“Just get inside. It’s necessary. Mr. Rubenstein said so.”
“But he didn’t say nothing about no coffin,” Jack stammered.
“Listen, we don’t have a lot of time. Either you’re doing this thing or you ain’t, so just get inside and I’ll fix you up.”
Not even knowing why, Jack obeyed and lay down in the coffin, his hands visibly trembling. The man placed the suitcase at Jack’s feet and an oxygen tank beside him. Plastic tubing connected the tank to an oxygen mask, which the man placed over Jack’s nose and mouth and tightened with an elastic strap behind his head. “You’re gonna be traveling in the luggage compartment, and there ain’t no air once you get up there,” he said pointing his index finger in an upward direction.
The evil that men do lives after them;the good is oft interred with their bones.
– William Shakespeare
For centuries philosophers have argued about the source of human knowledge. Some claim that all thought is constructed by recombining information about the world perceived through the five senses, while others have insisted that true knowledge can only originate by reasoning from certain innate ideas common to all mankind. These grand philosophical schemes were expounded to describe the mind of Man. However, there are rare actual men and women living amongst us, the intuitives, who have an altogether different access to knowledge through ideas that inexplicably enter their mind unsummoned in a sudden burst or flash, as it were, fully formed like the fabled birth of Athena from Zeus’ head. Mary Ma, Chief of Surgery at Madison Hospital in New York, was one such person.
Looking back, Mary could not say when she first became aware of possessing this power, which manifested itself to her as the ability to always make the right choice.
● ● ●
But something quite unexpected happened soon after Mary Ma came to Madison. The cases in which she assisted when no regular staff surgeon would serve suddenly started doing better, with shorter operating times and fewer post-operative complications. During surgery itself, the more challenged primary surgeons would gratefully follow her kind, non-intimidating yet authoritative suggestions. Afterwards, the nurses came to rely on her for salutary post-operative care decisions. Within several months, even some of the better staff surgeons began requesting her to assist them and happily turned their post-operative responsibilities over to her at night. Predictably, this caused some inter-staff tensions as many of the second-tier surgeons depended upon their assistant fees. While the mediocre ones grumbled, the better surgeons were actually relieved for the support, since they could spend more of their time with their own private patients.
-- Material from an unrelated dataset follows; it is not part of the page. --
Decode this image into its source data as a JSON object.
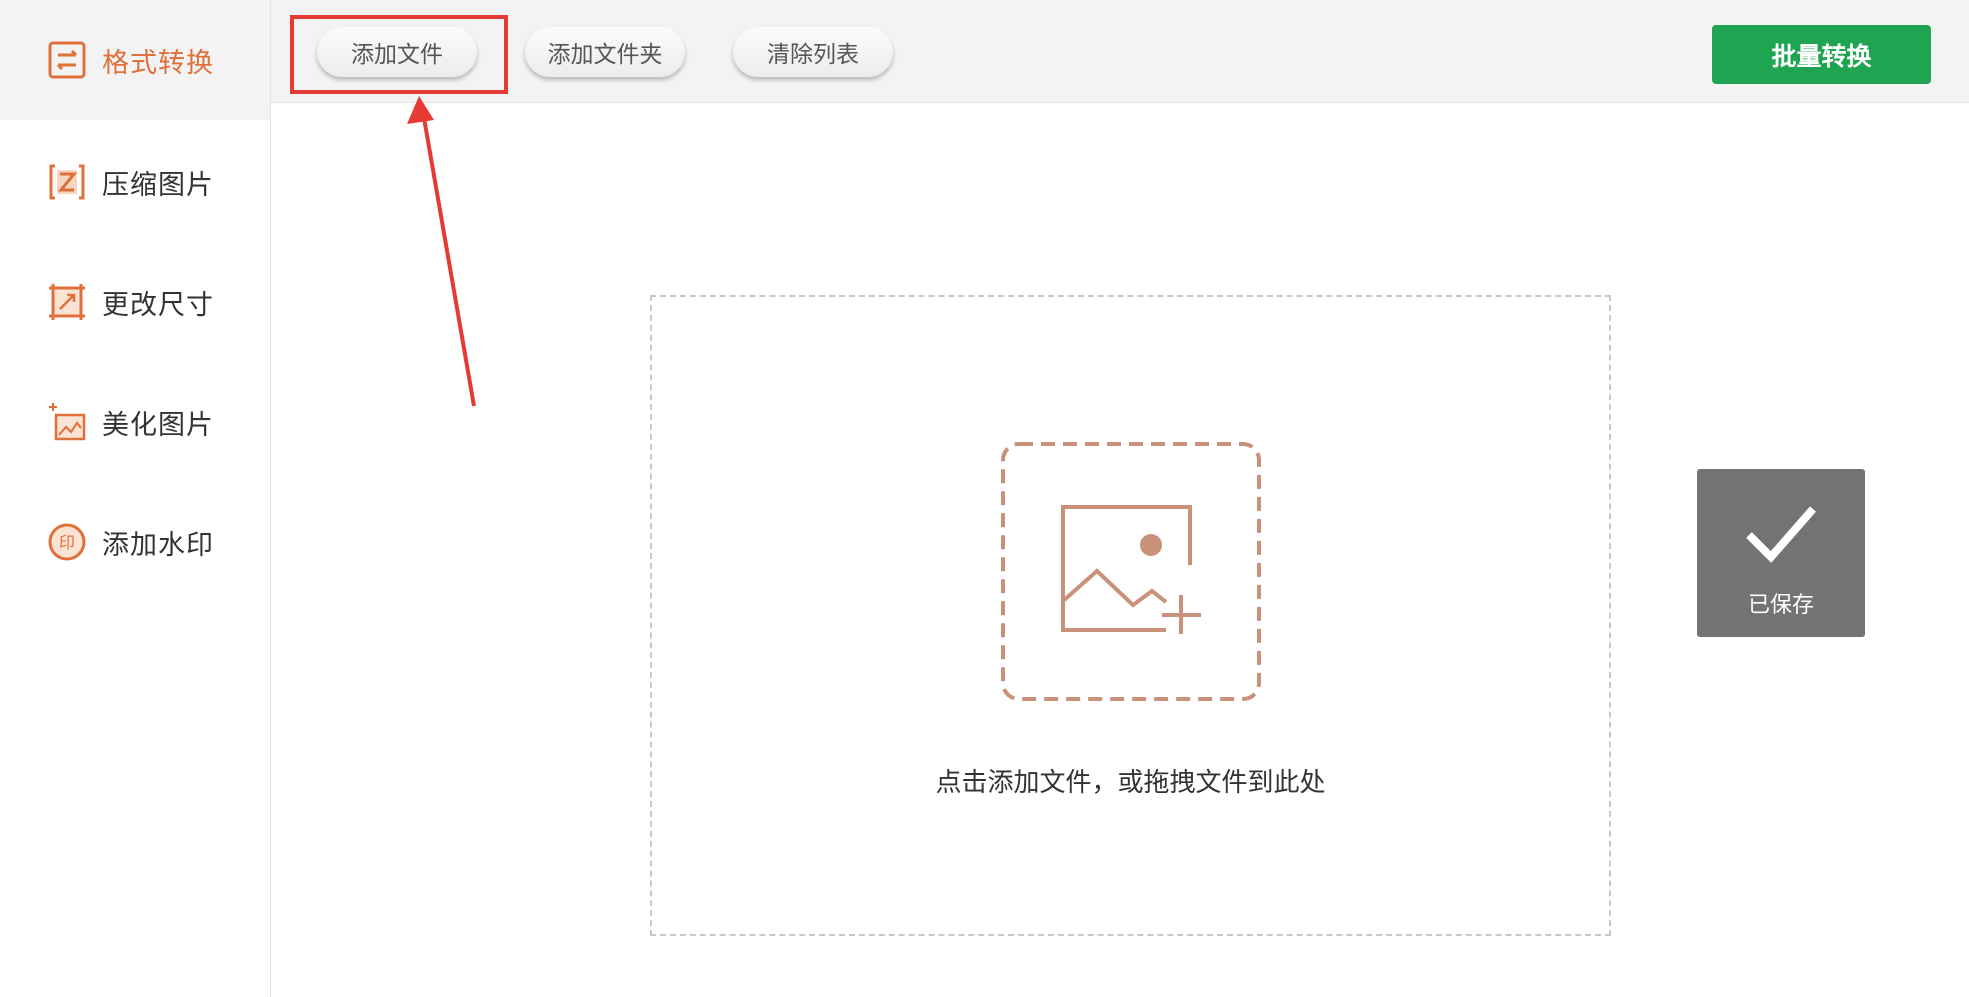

● ● ●
After reviewing the facts of the matter, Mary Ma came to believe that the presence of Augusta Wight at Madison was the proximate cause of her ebbing power and decided that she had to be expunged. She spent several days examining different scenarios and settled on succinylcholine, a drug that paralyzes the body’s muscles, including those necessary for breathing. It was readily available in the operating rooms, being used routinely by anesthesiologists during surgery, and it was nearly impossible to detect after death.